David Stras of Minnesota has been an Associate Justice of the Minnesota Supreme Court since 2010. After his initial appointment, he was elected to a six-year term in 2012. Prior to his judicial service, Judge Stras worked as a legal academic at the University of Minnesota Law School. In his time there, he wrote extensively about the function and structure of the judiciary. Justice Stras received his law degree and an M.B.A. from the University of Kansas. He clerked for Justice Clarence Thomas.
Diane Sykes of Wisconsin has served as a judge of the U.S. Court of Appeals for the Seventh Circuit since 2004. Prior to her federal appointment, Judge Sykes had been a Justice of the Wisconsin Supreme Court since 1999 and a Wisconsin trial court judge of both civil and criminal matters before that. Judge Sykes received her law degree from Marquette.
Don Willett of Texas has been a Justice of the Texas Supreme Court since 2005. He was initially appointed by Governor Rick Perry and has been reelected by the voters twice. Prior to his judicial service, Judge Willett worked as a senior fellow at the Texas Public Policy Foundation, as an advisor in George W. Bush’s gubernatorial and presidential administrations, as Deputy Assistant Attorney General in the Justice Department’s Office of Legal Policy, and as a Deputy Attorney General under then-Texas Attorney General Greg Abbott. Justice Willett received his law degree and a master’s degree from Duke.
This is a good looking list based on what I’ve read and know, but here’s the rub. Trump’s campaign said this was just the list to replace the late Supreme Court Justice Antonin Scalia. He told Fox News’ Sean Hannity in an interview Wednesday night that he could consider someone not on the list.

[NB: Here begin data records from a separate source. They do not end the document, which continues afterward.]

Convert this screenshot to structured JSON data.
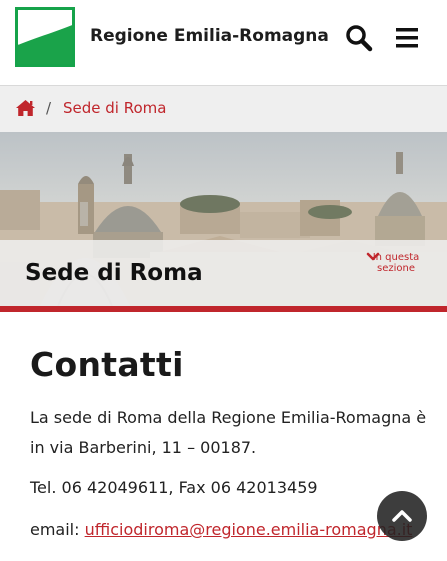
{
  "header": {
    "site_title": "Regione Emilia-Romagna",
    "logo_icon": "regione-emilia-romagna-logo",
    "search_icon": "search-icon",
    "menu_icon": "hamburger-menu-icon"
  },
  "breadcrumb": {
    "home_icon": "home-icon",
    "separator": "/",
    "current": "Sede di Roma"
  },
  "hero": {
    "title": "Sede di Roma",
    "in_section_line1": "In questa",
    "in_section_line2": "sezione",
    "chevron_icon": "chevron-down-icon"
  },
  "content": {
    "heading": "Contatti",
    "address_text": "La sede di Roma della Regione Emilia-Romagna è in via Barberini, 11 – 00187.",
    "phone_text": "Tel. 06 42049611, Fax 06 42013459",
    "email_label": "email: ",
    "email_link": "ufficiodiroma@regione.emilia-romagna.it"
  },
  "back_to_top": {
    "icon": "chevron-up-icon"
  },
  "colors": {
    "accent_red": "#c0262c",
    "logo_green": "#16a34a",
    "breadcrumb_bg": "#efefef"
  }
}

“I thought what I would do is put this forward and this would be the list that I would either choose from or pick people very close in terms of the spirit and the meaning of what they represent,” Trump told Hannity.
“We’re either going to choose from this list or people very close to it,” he said. “At a minimum, we will keep people from this general realm.”
The problem is not with the list. The list was put together based on suggestions made by the Heritage Foundation and the Federalist Society. The problem is that here we have just a few hours after releasing the list Trump walking it back.
Tell me again why we should trust him?